“…the ‘general health’ claim has been losing ground in dietary supplements, as consumers flock to products with specific health targets, like heart, eye and digestive health,” wrote Euromonitor consumer health company analyst, Chris Schmidt, in a blog.
“For instance, the strong growth of probiotic supplements can be attributed in part to both domestic and foreign producers focusing on the specific, rather than general, health benefits.”
“Though the European Food Safety Authority’s crackdown on health claims hit probiotic marketers particularly hard, the category ($78m/€61m in 2012) is still expected to a 4% CAGR through 2017.”
“The category could also benefit from a seemingly eminent change in the regulatory landscape, stemming from the European Commission’s February 2013 demand that Poland alter its laws for registration of imported supplements from other European Union member states.”
“The Commission contends that Poland’s current system is overly ‘burdensome’ to legal imports other member states. Decreasing barriers of entry should contribute positively to future growth.”
Poland’s consumer health care market was half that of Russia but equaled the next four markets combined – the Ukraine, the Czech Republic, Hungary and Romania.
Category growth came in at 2% between 2007 and 2012.
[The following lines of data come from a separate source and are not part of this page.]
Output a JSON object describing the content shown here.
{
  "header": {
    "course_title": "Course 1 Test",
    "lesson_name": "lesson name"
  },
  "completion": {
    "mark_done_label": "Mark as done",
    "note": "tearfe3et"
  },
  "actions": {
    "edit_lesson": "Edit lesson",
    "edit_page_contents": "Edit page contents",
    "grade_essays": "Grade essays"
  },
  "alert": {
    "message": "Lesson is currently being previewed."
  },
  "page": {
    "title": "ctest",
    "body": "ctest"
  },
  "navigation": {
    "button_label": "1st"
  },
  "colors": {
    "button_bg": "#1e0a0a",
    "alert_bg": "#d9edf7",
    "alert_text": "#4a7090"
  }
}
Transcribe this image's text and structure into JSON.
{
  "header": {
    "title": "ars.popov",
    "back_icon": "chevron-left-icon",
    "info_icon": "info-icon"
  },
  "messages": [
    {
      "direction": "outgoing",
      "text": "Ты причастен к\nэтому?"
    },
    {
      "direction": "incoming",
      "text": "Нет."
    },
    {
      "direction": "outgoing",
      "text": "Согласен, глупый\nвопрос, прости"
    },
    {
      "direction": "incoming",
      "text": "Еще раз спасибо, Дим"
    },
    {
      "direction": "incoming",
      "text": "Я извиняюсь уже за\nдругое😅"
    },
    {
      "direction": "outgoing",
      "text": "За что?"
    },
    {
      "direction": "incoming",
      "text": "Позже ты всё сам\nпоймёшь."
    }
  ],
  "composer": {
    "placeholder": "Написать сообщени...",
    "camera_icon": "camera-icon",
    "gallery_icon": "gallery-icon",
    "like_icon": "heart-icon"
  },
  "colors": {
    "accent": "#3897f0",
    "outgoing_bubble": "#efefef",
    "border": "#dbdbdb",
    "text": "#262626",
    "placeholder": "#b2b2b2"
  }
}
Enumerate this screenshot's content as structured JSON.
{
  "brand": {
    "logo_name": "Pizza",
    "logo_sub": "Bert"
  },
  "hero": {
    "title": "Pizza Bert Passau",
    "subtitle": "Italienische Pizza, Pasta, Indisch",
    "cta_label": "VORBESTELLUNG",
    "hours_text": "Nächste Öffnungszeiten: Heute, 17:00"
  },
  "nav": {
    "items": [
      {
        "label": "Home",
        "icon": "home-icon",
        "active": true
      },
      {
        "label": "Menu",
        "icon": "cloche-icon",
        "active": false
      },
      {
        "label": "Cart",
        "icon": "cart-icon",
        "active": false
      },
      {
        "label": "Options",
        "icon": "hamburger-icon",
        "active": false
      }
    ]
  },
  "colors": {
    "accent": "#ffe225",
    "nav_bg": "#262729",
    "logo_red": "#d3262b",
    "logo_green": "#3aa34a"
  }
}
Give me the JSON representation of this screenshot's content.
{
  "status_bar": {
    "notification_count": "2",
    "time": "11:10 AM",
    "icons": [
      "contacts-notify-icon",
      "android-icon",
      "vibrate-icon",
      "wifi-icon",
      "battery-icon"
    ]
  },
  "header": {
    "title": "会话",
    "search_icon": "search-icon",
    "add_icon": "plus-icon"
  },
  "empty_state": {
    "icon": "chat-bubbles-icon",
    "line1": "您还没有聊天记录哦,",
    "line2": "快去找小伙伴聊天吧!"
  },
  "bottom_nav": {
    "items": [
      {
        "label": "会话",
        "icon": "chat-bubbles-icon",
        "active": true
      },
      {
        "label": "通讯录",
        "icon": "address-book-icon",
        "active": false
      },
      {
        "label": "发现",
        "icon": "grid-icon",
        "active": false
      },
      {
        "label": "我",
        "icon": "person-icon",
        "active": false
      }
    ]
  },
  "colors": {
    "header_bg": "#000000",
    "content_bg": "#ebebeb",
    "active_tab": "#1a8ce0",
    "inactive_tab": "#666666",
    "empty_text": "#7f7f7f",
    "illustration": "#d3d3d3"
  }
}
“A number of factors contributed to that, he said, “including the country’s bureaucratic national health system (the National Health Fund NFZ’s quota system creates long waits for doctor visits, which has contributed to a greater willingness to self-treat minor ailments), the industry’s investments in product advertising and consumer education and the growing confidence of Poles to properly choose and utilise self-care options, are helping to drive sales.”
Eastern big six
Another analyst, PMR, said recently that Poland, the Czech Republic, Romania, Hungary, Bulgaria and Slovakia had pushed through the €1bn mark for the first time in food supplements.
PMR noted the overall growth across the six countries had slowed slightly to 7%, but it would pick up to 7.6% between 2012 and 2014.
Bulgaria grew 11.9%, Slovakia 10.9%, Poland 6.2% and Hungary 4.1%.
While Romania was the fastest growing market it had the lowest per capita spend on food supplements, while the slowest growing market (3.5%), the Czech Republic, had the highest per capita spend.